Parmagianno’s work, Madonna with a Long Neck appears to intend to appeal specifically to a wealthy audience, while a piece such as Madonna and Child with St. Martina and St. Agnes by El Greco was intended for a religious audience of a christian faith. Because Mannerism was a style and exploration of work not focused solely on a religious subject matter, it could appeal to a broader audience than Counter-Reformation Art. Counter-Reformation art was directed at those that may have been diverging from the catholic fate and an effort to reaffirm the faith. It was given rise in response to the Protestant Movement and the loosening grip of the Catholic Church due to inner corruption from the top.
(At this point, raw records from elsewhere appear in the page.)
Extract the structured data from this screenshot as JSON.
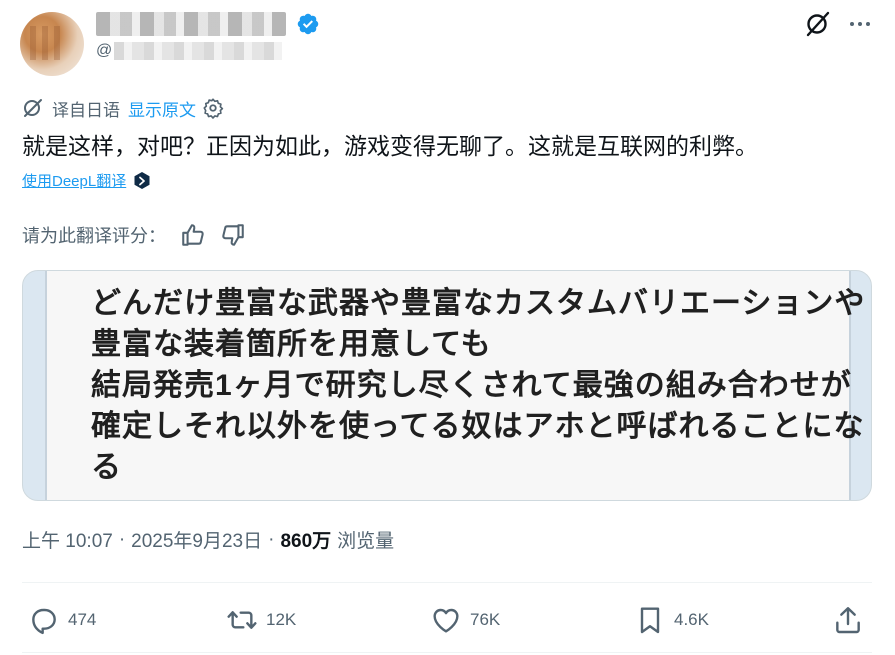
{
  "author": {
    "verified_badge_color": "#1d9bf0",
    "handle_prefix": "@"
  },
  "icons": {
    "grok": "grok-icon",
    "more": "more-horizontal-icon",
    "translate": "translate-icon",
    "settings": "gear-icon",
    "deepl": "deepl-logo-icon",
    "thumbs_up": "thumbs-up-icon",
    "thumbs_down": "thumbs-down-icon",
    "reply": "reply-icon",
    "repost": "repost-icon",
    "like": "heart-icon",
    "bookmark": "bookmark-icon",
    "share": "share-icon"
  },
  "translation": {
    "label": "译自日语",
    "show_original": "显示原文",
    "text": "就是这样，对吧？正因为如此，游戏变得无聊了。这就是互联网的利弊。",
    "provider_link": "使用DeepL翻译",
    "rate_prompt": "请为此翻译评分："
  },
  "media": {
    "lines": [
      "どんだけ豊富な武器や豊富なカスタムバリエーションや",
      "豊富な装着箇所を用意しても",
      "結局発売1ヶ月で研究し尽くされて最強の組み合わせが",
      "確定しそれ以外を使ってる奴はアホと呼ばれることにな",
      "る"
    ]
  },
  "meta": {
    "time": "上午 10:07",
    "separator": "·",
    "date": "2025年9月23日",
    "views_count": "860万",
    "views_label": "浏览量"
  },
  "actions": {
    "replies": "474",
    "reposts": "12K",
    "likes": "76K",
    "bookmarks": "4.6K"
  },
  "colors": {
    "accent": "#1d9bf0",
    "text_primary": "#0f1419",
    "text_secondary": "#536471",
    "border": "#cfd9de"
  }
}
In the venture of correcting and righting abuses and other wrongs that would paint the church as hypocritical and predatory, clarifying it’s intent and teachings and overall, clearing it’s tarnished reputation. Counter-Reformation art was intended to be a visual aide to this goal and invoke fervor and regain the lost trust. Catholic-Reformation art had strong guidelines that defined it, but loose style. Artists were expected to focus on very distinctive aspects of the Catholic Faith to distinguish from the divergent Protestant sects. Topics such as The Annunciation of the Virgin, The Transfiguration of Christ, Christ’s Suffering on the Cross, and the Immaculate Conception were common topics used to illustrate the Catholic faith and define Catholic-Reformation art. The style of the art, while commonly renaissance and mannerist inspired, varied because it was defined more so by topics and Catholic social standard than a solely creative venture such as Mannerism.